You might guess from its name that the Alano Espanol canine breed came from Spain. However, because the breed has been around since ancient times, no one is certain of its origin.

The Alano Espanol is the “great-grandfather ” of several popular large dog breeds, such as the Great Dane. Alano Espanols were popular in the past all over Europe, but they survived best and longest as a breed in Spain, where they participated in bullfights until the late 19th century.

When enthusiasts of the breed tried to discover the origins of the Alano Espanol dog, they found about 300 of the breed in a valley in Spain, where farmers used them to herd cattle. Research indicates that the original purposes of the Alano Espanol were big game hunting, warfare, guarding, bullfighting and cattle handling. Because these dogs are excellent trackers, they were also frequently used in police work.

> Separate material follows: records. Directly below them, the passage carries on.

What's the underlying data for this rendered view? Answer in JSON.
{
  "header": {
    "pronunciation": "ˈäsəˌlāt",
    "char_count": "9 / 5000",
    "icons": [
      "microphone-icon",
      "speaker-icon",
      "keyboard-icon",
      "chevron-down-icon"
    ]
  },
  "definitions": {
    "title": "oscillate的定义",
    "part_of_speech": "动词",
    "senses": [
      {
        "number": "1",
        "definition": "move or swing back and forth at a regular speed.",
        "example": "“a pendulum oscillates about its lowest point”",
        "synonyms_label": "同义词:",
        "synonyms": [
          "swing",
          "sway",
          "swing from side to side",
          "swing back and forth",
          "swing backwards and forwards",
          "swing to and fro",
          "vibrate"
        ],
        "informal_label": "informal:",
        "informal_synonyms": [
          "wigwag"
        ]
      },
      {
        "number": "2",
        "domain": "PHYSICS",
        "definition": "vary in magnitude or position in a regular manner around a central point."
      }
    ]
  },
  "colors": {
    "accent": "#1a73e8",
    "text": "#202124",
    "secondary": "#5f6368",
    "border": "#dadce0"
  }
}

Alano Espanol Appearance

The Alano Espanol is large and muscular, with an extremely powerful front end. These dogs are typically fast and agile, able turn on a dime, if necessary. The breed ranges from 22 to 26 inches in height and, on average, weighs between 75 and 89 pounds.

The colors of Alano Espanols” fur vary. Shades include:

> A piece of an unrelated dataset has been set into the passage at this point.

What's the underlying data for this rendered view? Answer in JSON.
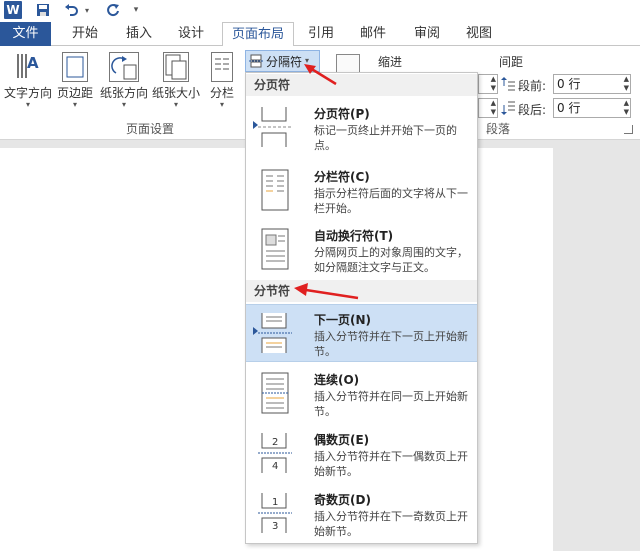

  • black
  • fawn
  • gray
  • red.

While some of these dogs have brindling (striping on their fur), others do not. Although white patches aren”t uncommon, for show purposes, they have to be small and not on the main trunk of the dog”s body. Black facemasks may also be present on Alano Espanols.

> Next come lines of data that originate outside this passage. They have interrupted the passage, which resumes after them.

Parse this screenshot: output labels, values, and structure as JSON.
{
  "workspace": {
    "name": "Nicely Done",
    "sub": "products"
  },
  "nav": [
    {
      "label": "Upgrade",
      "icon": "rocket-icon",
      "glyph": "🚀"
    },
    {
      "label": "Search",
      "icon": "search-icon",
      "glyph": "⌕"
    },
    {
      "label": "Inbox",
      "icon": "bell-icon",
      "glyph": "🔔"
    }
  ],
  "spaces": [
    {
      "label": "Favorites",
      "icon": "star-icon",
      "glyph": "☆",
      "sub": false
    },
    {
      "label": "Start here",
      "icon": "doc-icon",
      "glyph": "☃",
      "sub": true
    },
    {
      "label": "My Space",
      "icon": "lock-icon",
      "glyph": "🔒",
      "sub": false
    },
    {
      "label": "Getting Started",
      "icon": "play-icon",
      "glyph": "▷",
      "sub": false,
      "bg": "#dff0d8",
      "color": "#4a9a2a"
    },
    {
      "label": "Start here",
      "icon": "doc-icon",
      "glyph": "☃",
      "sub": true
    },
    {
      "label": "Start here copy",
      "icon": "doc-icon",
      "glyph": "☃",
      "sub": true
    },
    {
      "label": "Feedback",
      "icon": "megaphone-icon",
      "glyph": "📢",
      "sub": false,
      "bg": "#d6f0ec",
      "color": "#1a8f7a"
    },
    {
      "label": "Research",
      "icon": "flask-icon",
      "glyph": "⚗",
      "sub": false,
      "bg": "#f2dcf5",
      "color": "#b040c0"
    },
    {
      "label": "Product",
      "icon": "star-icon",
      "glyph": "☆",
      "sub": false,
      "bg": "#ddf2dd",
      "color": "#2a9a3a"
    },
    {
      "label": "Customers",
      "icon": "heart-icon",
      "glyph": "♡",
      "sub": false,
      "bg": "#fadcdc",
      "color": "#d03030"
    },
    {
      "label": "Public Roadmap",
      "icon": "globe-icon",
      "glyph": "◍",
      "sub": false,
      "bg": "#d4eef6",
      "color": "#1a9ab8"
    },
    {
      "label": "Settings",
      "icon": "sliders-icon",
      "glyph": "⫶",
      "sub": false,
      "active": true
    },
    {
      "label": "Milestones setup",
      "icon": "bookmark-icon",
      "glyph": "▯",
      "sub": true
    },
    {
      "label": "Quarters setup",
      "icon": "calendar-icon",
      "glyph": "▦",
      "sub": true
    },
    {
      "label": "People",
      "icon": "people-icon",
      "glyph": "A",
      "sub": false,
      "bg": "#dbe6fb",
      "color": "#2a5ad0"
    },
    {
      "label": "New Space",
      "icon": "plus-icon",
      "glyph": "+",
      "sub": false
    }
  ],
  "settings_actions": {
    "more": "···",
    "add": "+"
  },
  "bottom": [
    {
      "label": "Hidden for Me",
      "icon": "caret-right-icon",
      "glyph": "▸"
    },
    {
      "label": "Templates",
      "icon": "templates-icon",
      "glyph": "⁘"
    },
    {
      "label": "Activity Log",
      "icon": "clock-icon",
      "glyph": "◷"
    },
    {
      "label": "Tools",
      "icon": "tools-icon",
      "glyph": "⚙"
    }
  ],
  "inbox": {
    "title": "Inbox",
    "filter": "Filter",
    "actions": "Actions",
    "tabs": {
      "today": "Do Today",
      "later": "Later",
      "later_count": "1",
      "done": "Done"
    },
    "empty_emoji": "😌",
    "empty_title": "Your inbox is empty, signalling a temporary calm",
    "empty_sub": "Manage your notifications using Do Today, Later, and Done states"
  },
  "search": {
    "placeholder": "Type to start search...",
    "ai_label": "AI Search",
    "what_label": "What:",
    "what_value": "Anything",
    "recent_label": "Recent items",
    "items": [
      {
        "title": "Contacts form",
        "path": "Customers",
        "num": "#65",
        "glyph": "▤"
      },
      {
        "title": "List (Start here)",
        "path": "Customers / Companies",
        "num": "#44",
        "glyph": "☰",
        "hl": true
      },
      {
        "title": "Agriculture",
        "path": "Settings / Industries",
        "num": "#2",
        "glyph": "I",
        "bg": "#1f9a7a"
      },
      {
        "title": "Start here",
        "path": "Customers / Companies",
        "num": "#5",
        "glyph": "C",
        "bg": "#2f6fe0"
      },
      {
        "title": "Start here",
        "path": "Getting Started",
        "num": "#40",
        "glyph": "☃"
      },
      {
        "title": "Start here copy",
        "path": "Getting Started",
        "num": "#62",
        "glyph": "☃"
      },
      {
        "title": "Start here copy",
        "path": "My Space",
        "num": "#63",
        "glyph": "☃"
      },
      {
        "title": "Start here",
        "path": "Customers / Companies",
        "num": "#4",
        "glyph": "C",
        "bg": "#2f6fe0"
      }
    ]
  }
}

By far the most impressive feature of the Alano Espanol”s body is its head. About a third of the head is taken up by its wide muzzle. A wide, muscular neck and usually two double chins support the large heads of these dogs. Along with large heads, incredibly strong jaws and big teeth, under bites are also relatively common on Alano Espanols. In fact, dog shows will allow for under bites, as long as they are no bigger than 2 millimeters.

In places where it”s legal, the ears are cropped to stand upright. Otherwise, they fold forward over the dog”s head.

Alano Espanol Temperament

The Alano Espanol is very strong-willed and likes to dominate. If you have a hard time being kindly forceful, then this is not the dog for you. However, when an Alano Espanol has a master who takes charge, it will be a highly obedient dog, showing a great deal of affection toward the people it loves.

Alano Espanols don”t bark much and are usually calm and serious by nature. They are wary of strangers and, if they feel threatened, don”t give much warning before they attack.

Once they lock their jaws onto their chosen target, they will disregard pain, fear or any other feelings unless they hear the right order to disengage. When they run, they are seemingly tireless.

Alano Espanols play well with other dogs, but they want to dominate the pack. They also are capable of climbing trees and jumping high even when they start out standing.

Because these dogs tend to be difficult to housebreak, many owners of Alano Espanols leave them outside. Male puppies tend to be higher-maintenance than females.

As a breed, they are particularly healthy and can stand a large range of temperatures. They need a great deal of exercise and, if all goes well, can live as long as 14 years.

Resources

Dog Breed Info (1998). Alano Espanol. Retrieved January 28, 2008, from the Dog Breed Info Web site: http://www.dogbreedinfo.com/alanoespanol.htm.